A: It’s called tax identity theft, and unfortunately you’re not alone. The IRS is well aware of the problem. In 2013, it protected $24.2 billion of fraudulent refunds, including those related to identity theft, compared with $20 billion in 2012.
As you likely know, identity theft can be a risk every time you swipe your credit card at a store or provide your Social Security number online. But you might not realize how it works on the tax front. Clever con artists masquerading as IRS representatives or agents may try to steal your vital information and use it for illegal means. Or an identity thief could file a fake tax return under your Social Security number to obtain your refund.
Here are some ways you may find out that you’ve been the victim of a tax identity scam:
- You receive an IRS notice or letter stating that more than one tax return for you was filed. A criminal may have used your identity to fraudulently file a tax return and claim a refund. Generally, identity thieves use a stolen
Social Security number and try to file early in the tax season to collect a refund before the legitimate
- You’re informed by the IRS that you have a balance due or a refund offset, or a collection action was
taken against you for a year in which you didn’t file a tax return.
- IRS records indicate you received wages from an employer unknown to you.
Obviously this is a troubling situation. If you are due a tax refund but someone has beaten you to it by filing a tax return in your name and with your Social Security number, it could be months before the IRS is able to determine which return is legitimate and which is fraudulent.
How can this happen?
Part of the problem is the vulnerabilities involved in the way the IRS delivers refunds, according to an investigation by the Treasury Inspector General for Tax Administration (TIGTA). As part of the investigation, TIGTA looked at 1.5 million cases of undetected fraud. Of those, 1.2 million cases (82%) involved the issuance of directly deposited refunds, including refunds issued on debit cards.
While opening a bank account requires personal identification, TIGTA said “each method of obtaining a debit card requires a different level of verification in order to acquire a card.” In a previous TIGTA report, an investigation showed that the IRS was “not in compliance with direct deposit regulations that require tax refunds to be deposited to an account only in the name of the individual listed on the tax return.”
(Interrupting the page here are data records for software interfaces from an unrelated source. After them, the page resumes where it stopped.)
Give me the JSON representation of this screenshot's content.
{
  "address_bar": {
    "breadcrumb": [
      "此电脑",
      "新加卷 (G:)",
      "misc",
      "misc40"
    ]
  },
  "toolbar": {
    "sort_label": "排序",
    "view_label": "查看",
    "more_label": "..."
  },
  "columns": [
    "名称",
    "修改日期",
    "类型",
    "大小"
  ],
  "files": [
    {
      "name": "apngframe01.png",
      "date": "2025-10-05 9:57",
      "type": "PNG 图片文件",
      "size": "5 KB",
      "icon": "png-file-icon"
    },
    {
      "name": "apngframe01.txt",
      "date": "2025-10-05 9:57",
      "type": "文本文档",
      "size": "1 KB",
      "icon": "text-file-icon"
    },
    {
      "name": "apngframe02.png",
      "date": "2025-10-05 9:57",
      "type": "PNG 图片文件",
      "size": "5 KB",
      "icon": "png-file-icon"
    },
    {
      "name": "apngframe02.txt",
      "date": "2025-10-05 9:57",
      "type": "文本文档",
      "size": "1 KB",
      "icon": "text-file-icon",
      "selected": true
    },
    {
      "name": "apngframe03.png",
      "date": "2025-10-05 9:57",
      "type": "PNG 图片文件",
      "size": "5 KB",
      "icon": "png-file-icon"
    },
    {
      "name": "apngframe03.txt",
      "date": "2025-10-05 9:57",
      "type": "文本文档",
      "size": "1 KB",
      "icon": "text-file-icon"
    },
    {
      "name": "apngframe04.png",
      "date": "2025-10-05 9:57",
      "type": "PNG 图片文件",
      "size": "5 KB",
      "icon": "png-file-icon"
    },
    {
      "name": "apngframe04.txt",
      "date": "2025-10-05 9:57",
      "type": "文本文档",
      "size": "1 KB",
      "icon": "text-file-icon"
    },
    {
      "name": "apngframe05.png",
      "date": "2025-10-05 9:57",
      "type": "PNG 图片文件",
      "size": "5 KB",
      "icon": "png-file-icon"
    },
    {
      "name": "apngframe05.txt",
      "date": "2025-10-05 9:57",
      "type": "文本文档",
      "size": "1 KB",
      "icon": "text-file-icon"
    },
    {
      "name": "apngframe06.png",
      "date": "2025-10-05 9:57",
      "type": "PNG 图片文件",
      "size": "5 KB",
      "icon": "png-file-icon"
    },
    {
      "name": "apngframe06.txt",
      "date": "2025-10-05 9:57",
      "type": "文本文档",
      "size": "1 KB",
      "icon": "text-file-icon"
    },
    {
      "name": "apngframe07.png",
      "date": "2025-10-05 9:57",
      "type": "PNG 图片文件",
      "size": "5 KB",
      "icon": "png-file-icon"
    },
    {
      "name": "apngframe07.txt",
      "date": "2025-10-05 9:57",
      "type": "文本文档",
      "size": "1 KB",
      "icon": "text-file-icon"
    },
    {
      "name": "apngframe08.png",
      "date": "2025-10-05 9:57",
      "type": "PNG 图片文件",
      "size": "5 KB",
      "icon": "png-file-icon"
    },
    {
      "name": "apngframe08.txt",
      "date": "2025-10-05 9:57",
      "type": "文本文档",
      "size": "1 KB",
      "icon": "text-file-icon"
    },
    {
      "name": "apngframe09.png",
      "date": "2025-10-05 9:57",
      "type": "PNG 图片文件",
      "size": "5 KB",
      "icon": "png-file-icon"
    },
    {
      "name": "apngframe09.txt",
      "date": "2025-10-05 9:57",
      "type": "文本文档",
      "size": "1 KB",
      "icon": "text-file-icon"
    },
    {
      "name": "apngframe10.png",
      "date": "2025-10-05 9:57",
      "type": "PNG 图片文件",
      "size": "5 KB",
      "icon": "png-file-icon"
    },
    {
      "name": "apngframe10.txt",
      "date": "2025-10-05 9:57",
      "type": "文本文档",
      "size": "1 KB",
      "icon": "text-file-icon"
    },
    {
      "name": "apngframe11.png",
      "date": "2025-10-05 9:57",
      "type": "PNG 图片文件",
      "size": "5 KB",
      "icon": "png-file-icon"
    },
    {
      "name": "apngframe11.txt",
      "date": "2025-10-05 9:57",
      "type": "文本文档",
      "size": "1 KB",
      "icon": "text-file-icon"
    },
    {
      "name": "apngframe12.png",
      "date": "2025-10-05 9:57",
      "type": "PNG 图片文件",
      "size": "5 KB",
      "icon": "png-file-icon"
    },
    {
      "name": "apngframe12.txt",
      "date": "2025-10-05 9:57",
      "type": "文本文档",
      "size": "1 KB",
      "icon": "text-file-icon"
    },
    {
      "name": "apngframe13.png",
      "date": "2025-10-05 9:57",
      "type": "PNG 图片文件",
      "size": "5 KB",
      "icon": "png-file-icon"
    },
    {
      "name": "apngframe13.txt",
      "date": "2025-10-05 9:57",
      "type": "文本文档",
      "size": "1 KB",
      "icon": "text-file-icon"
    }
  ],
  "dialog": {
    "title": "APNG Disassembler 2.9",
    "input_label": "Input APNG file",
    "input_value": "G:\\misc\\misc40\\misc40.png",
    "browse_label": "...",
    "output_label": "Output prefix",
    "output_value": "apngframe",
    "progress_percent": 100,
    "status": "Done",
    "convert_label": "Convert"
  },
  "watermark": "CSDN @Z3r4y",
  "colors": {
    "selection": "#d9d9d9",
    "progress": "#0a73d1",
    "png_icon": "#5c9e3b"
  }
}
What is being done to stop ID theft?
In response to growing ID theft concerns, the IRS has embarked on a comprehensive strategy for preventing, detecting and resolving identity theft cases as soon as possible. The IRS also has stepped up its internal reviews to help spot false tax returns before tax refunds are issued and vowed to continue to help victims of identity theft refund schemes.
If you believe your personal tax information has been stolen and is being used for illegal purposes, immediately contact the IRS Identity Protection Specialized Unit. For more information, visit the IRS website at www.irs.gov/identitytheft.